  28. ^ Chadwick, Justin (2013). "Eagle Andrew Embley retires from AFL"The Sydney Morning Herald. Published 28 August 2013. Retrieved 2 September 2013.
  29. ^ Gary Stocks (2013). "Favourite sons named" – West Coast Eagles. Published 29 August 2013. Retrieved 2 September 2013.
  30. ^ Gary Stocks (2013). "A rare gem" – West Coast Eagles. Published 28 August 2013. Retrieved 2 September 2013.
  31. ^ Andrew Embley's player profile at AFL Tables
  32. ^ Andrew Embley and Rayne welcome baby Autumn Claire - PerthNow. Published 12 September 2009. Retrieved 28 May 2011.
  33. ^ Celebrity baby boom at St John of God - PerthNow. Published 3 June 2011. Retrieved 3 June 2011.
  34. ^ Michael Washbourne (2013). West Coast Eagles veteran Andrew Embley earns AFL recallHerald Sun. Published 30 May 2013. Retrieved 2 September 2013.
  35. ^ Williams, Gail (2010). West Coast veteran Embley set to open his own restaurant – Perth Now. Published 4 September 2010. Retrieved 12 March 2012.
  36. ^ Williams, Gail (2011). Catch of the dayThe Sunday Times.
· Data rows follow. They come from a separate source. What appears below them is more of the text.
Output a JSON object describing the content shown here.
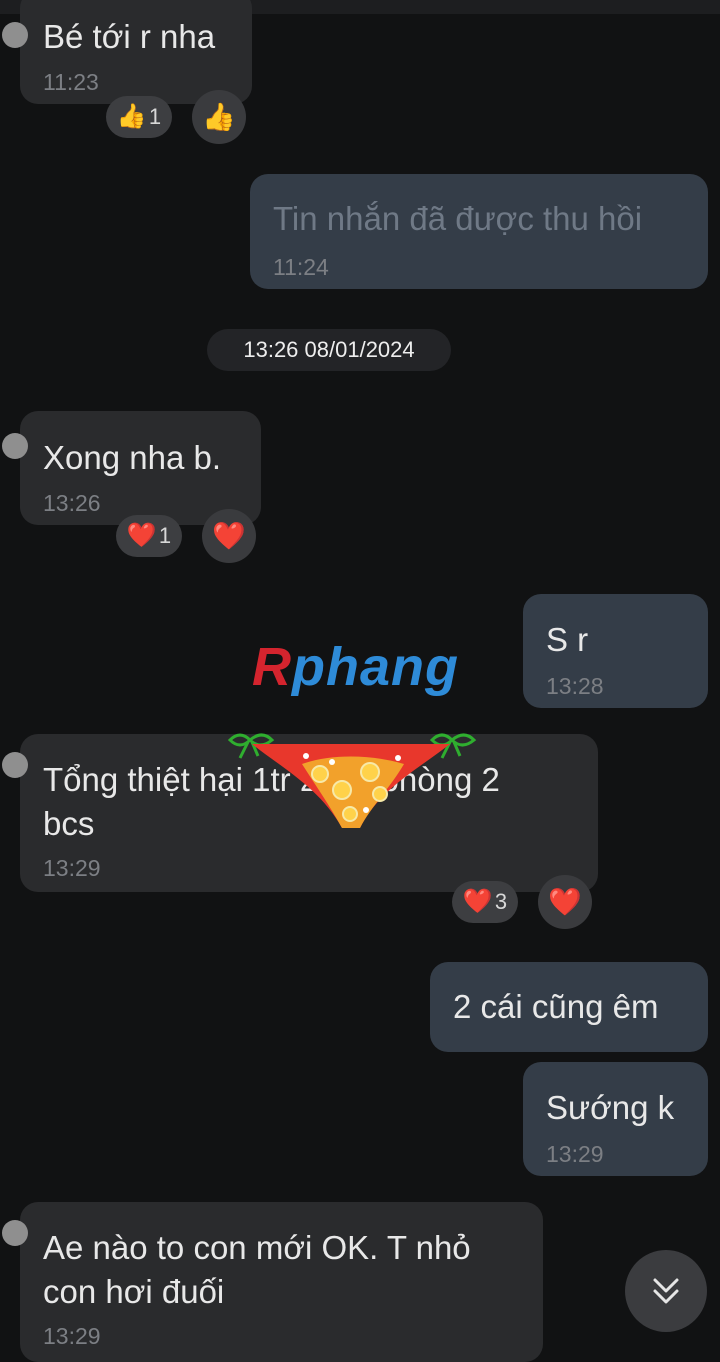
{
  "messages": [
    {
      "text": "Bé tới r nha",
      "time": "11:23"
    },
    {
      "text": "Tin nhắn đã được thu hồi",
      "time": "11:24"
    },
    {
      "text": "Xong nha b.",
      "time": "13:26"
    },
    {
      "text": "S r",
      "time": "13:28"
    },
    {
      "line1": "Tổng thiệt hại 1tr 200k phòng 2",
      "line2": "bcs",
      "time": "13:29"
    },
    {
      "text": "2 cái cũng êm"
    },
    {
      "text": "Sướng k",
      "time": "13:29"
    },
    {
      "line1": "Ae nào to con mới OK. T nhỏ",
      "line2": "con hơi đuối",
      "time": "13:29"
    }
  ],
  "date_separator": "13:26 08/01/2024",
  "reactions": {
    "msg1": {
      "emoji": "👍",
      "count": "1",
      "button_emoji": "👍"
    },
    "msg3": {
      "emoji": "❤️",
      "count": "1",
      "button_emoji": "❤️"
    },
    "msg5": {
      "emoji": "❤️",
      "count": "3",
      "button_emoji": "❤️"
    }
  },
  "watermark": {
    "part1": "R",
    "part2": "phang"
  },
  "icons": {
    "scroll_down": "double-chevron-down-icon"
  },
  "colors": {
    "background": "#111213",
    "incoming_bubble": "#2a2b2d",
    "outgoing_bubble": "#343d48",
    "timestamp": "#7c7f84"
  }
}
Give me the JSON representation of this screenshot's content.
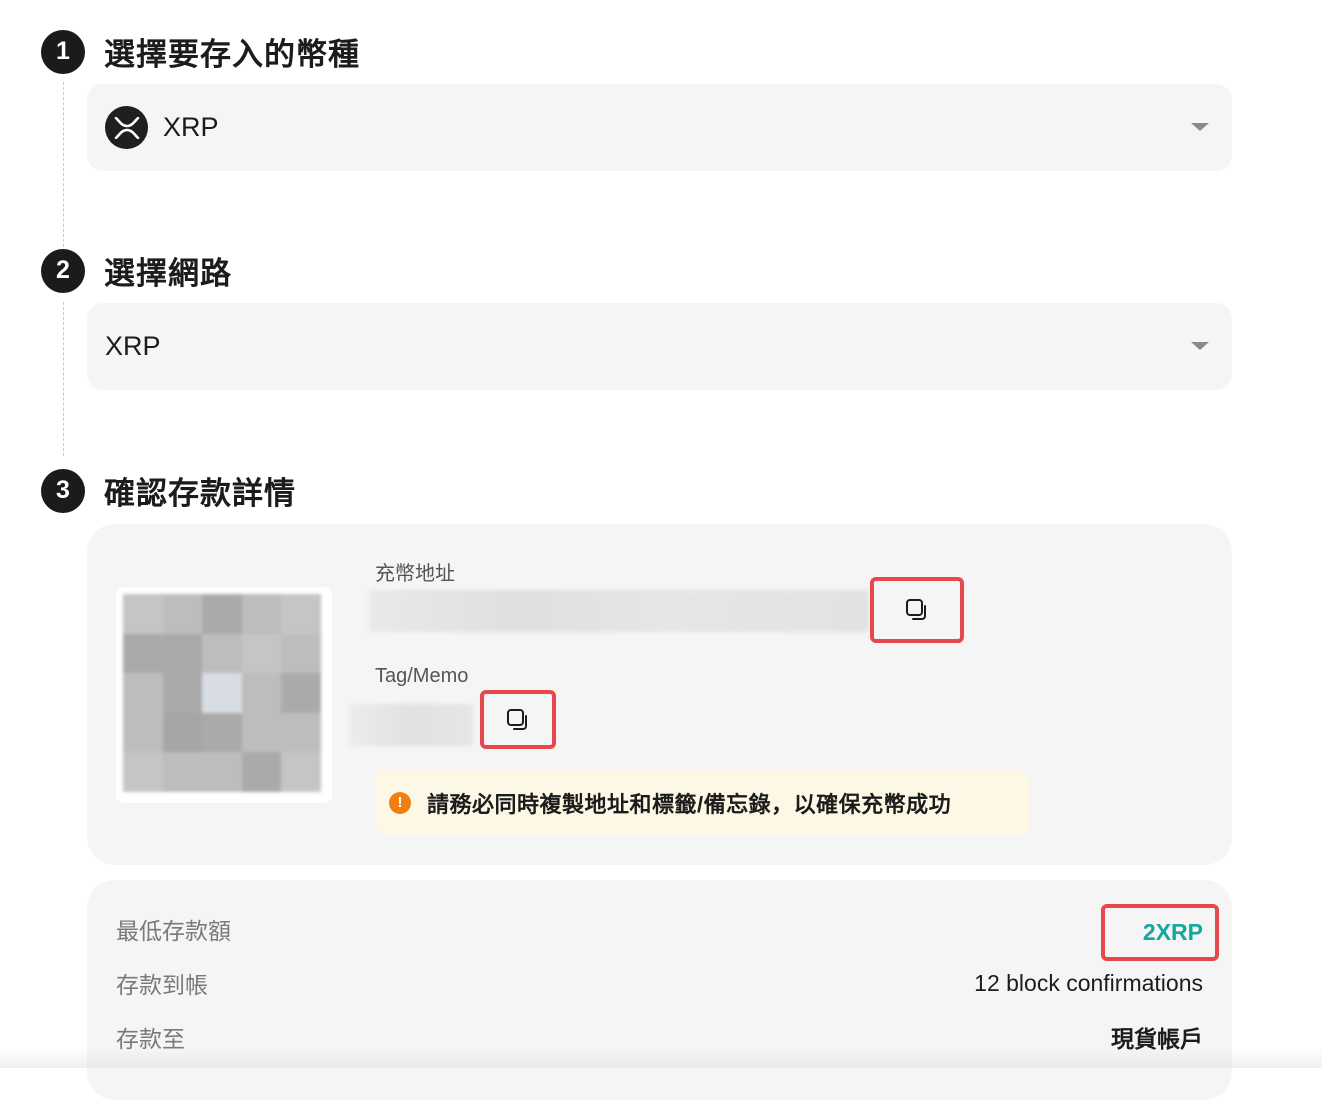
{
  "steps": [
    {
      "number": "1",
      "title": "選擇要存入的幣種"
    },
    {
      "number": "2",
      "title": "選擇網路"
    },
    {
      "number": "3",
      "title": "確認存款詳情"
    }
  ],
  "coin_select": {
    "value": "XRP",
    "icon": "xrp-logo-icon"
  },
  "network_select": {
    "value": "XRP"
  },
  "deposit_details": {
    "address_label": "充幣地址",
    "tag_label": "Tag/Memo",
    "copy_icon": "copy-icon",
    "warning": "請務必同時複製地址和標籤/備忘錄，以確保充幣成功"
  },
  "info": {
    "min_deposit_label": "最低存款額",
    "min_deposit_value": "2XRP",
    "arrival_label": "存款到帳",
    "arrival_value": "12 block confirmations",
    "deposit_to_label": "存款至",
    "deposit_to_value": "現貨帳戶"
  },
  "colors": {
    "highlight_border": "#e5484d",
    "accent_teal": "#13a89e",
    "warning_orange": "#f07f11"
  }
}
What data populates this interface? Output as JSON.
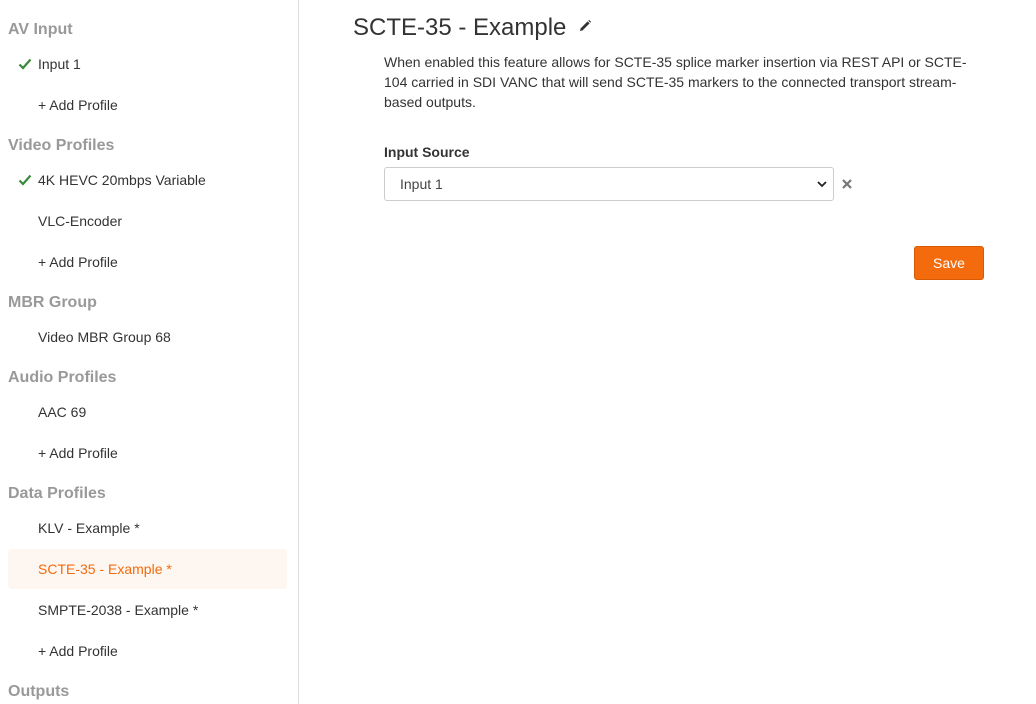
{
  "sidebar": {
    "av_input": {
      "title": "AV Input",
      "items": [
        {
          "label": "Input 1",
          "checked": true
        },
        {
          "label": "+ Add Profile"
        }
      ]
    },
    "video_profiles": {
      "title": "Video Profiles",
      "items": [
        {
          "label": "4K HEVC 20mbps Variable",
          "checked": true
        },
        {
          "label": "VLC-Encoder"
        },
        {
          "label": "+ Add Profile"
        }
      ]
    },
    "mbr_group": {
      "title": "MBR Group",
      "items": [
        {
          "label": "Video MBR Group 68"
        }
      ]
    },
    "audio_profiles": {
      "title": "Audio Profiles",
      "items": [
        {
          "label": "AAC 69"
        },
        {
          "label": "+ Add Profile"
        }
      ]
    },
    "data_profiles": {
      "title": "Data Profiles",
      "items": [
        {
          "label": "KLV - Example *"
        },
        {
          "label": "SCTE-35 - Example *",
          "active": true
        },
        {
          "label": "SMPTE-2038 - Example *"
        },
        {
          "label": "+ Add Profile"
        }
      ]
    },
    "outputs": {
      "title": "Outputs"
    }
  },
  "main": {
    "title": "SCTE-35 - Example",
    "description": "When enabled this feature allows for SCTE-35 splice marker insertion via REST API or SCTE-104 carried in SDI VANC that will send SCTE-35 markers to the connected transport stream-based outputs.",
    "input_source": {
      "label": "Input Source",
      "value": "Input 1"
    },
    "save_label": "Save"
  },
  "colors": {
    "accent": "#f36b0c",
    "check": "#3a8a3a",
    "section_title": "#999999",
    "active_bg": "#fef6f0"
  },
  "icons": {
    "check": "check-icon",
    "edit": "pencil-icon",
    "dropdown": "chevron-down-icon",
    "clear": "close-icon"
  }
}
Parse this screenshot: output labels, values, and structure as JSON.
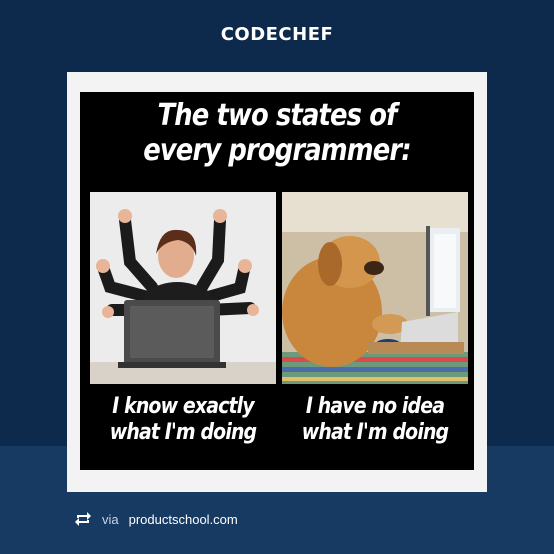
{
  "header": {
    "logo_text": "CODECHEF"
  },
  "meme": {
    "title_line1": "The two states of",
    "title_line2": "every programmer:",
    "left_caption_line1": "I know exactly",
    "left_caption_line2": "what I'm doing",
    "right_caption_line1": "I have no idea",
    "right_caption_line2": "what I'm doing"
  },
  "footer": {
    "repost_icon": "repost-icon",
    "via_label": "via",
    "source": "productschool.com"
  },
  "colors": {
    "background_top": "#0d2a4d",
    "background_bottom": "#173a63",
    "card": "#f3f3f3",
    "meme_bg": "#000000"
  }
}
Published 2 May 2011. Retrieved 12 March 2012.
  37. ^ Home Page – Cooking With Embers. Retrieved 12 March 2012.
  38. ^ Andrew Embley – Celebrity Chef. Retrieved 12 March 2012.

External links[edit]

Preceded by
Chris Judd
Norm Smith Medal
2006
Succeeded by
Steve Johnson